Featuring Hans Zimmer’s most inspired score in ages, this western was put together in an unconventional fashion: as oppose to having the actors just do their voice-over work, they got to act out their scenes on a stage and have industry magicians ILM record everything. In addition to a terrific script, I believe this process went a long way towards making the film so unique. Rango is also the first time in recent memory that an eccentric performance by Johnny Depp felt welcomed. Parents may want to think twice about taking the little ones.
It’s the eve of Christmas in northern Finland, and an ‘archeological’ dig has just unearthed the real Santa Claus. But this particular Santa isn’t the one you want coming to town.
Rare Exports feels like the work of a Finnish Steven Spielberg. With an overblown score lifted from any number of films in the 80s, this play on the myth of Santa is more homage than an original work. I appreciate what Jalmari Helander tried to do, but despite a few laughs and scares, Rare Exports doesn’t turn out to be worthy of the company of its influences.
The story of Robert, an inanimate tire that has been abandoned in the desert, and suddenly and inexplicably comes to life. As Robert roams the bleak landscape, he discovers that he possesses terrifying telepathic powers that give him the ability to destroy anything he wishes without having to move.

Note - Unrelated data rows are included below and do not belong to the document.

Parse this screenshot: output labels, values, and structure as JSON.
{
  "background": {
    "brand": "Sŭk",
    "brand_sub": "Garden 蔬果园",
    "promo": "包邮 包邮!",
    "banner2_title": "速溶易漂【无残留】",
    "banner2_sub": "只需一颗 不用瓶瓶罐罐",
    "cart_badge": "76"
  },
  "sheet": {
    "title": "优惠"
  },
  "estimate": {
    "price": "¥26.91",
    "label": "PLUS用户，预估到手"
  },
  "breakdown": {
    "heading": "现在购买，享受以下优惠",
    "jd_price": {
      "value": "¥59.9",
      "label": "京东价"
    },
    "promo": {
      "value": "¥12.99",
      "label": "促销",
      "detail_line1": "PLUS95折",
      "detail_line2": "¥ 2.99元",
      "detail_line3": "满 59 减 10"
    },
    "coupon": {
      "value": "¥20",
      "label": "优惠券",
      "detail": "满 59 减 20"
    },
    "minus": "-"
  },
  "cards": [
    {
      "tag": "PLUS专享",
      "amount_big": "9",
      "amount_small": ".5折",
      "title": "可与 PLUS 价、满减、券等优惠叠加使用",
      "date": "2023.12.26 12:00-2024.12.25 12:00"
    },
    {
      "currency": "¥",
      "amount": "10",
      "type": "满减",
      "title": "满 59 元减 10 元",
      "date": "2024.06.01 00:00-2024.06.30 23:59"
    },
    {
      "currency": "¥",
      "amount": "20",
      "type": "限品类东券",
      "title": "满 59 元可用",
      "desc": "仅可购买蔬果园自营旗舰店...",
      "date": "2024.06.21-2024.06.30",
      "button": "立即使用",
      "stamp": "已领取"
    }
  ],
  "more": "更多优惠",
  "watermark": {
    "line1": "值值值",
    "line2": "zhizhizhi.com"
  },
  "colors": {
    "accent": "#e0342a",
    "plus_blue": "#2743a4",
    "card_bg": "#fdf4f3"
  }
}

After reading the synopsis or watching a trailer, you have to know what you are getting into with a film like Rubber. Even still, with a run-time of just over eighty minutes, this exercise in meta manages to feel like an eternity.
Less of a movie and more of an experience, director Quentin Dupieux (who worked on the soundtrack with Justice’s Gaspard Auge) begins with a fourth wall breaking speech by Stephen Spirella’s Lieutenant Chad. Either you buy into his points about nonsense in cinema, or Rubber is going to be a terrible time for you. As a short film, it could have been terrific. Time will tell if this killer tire flick will end up as part of the art house midnight circuit (for which it seems intended).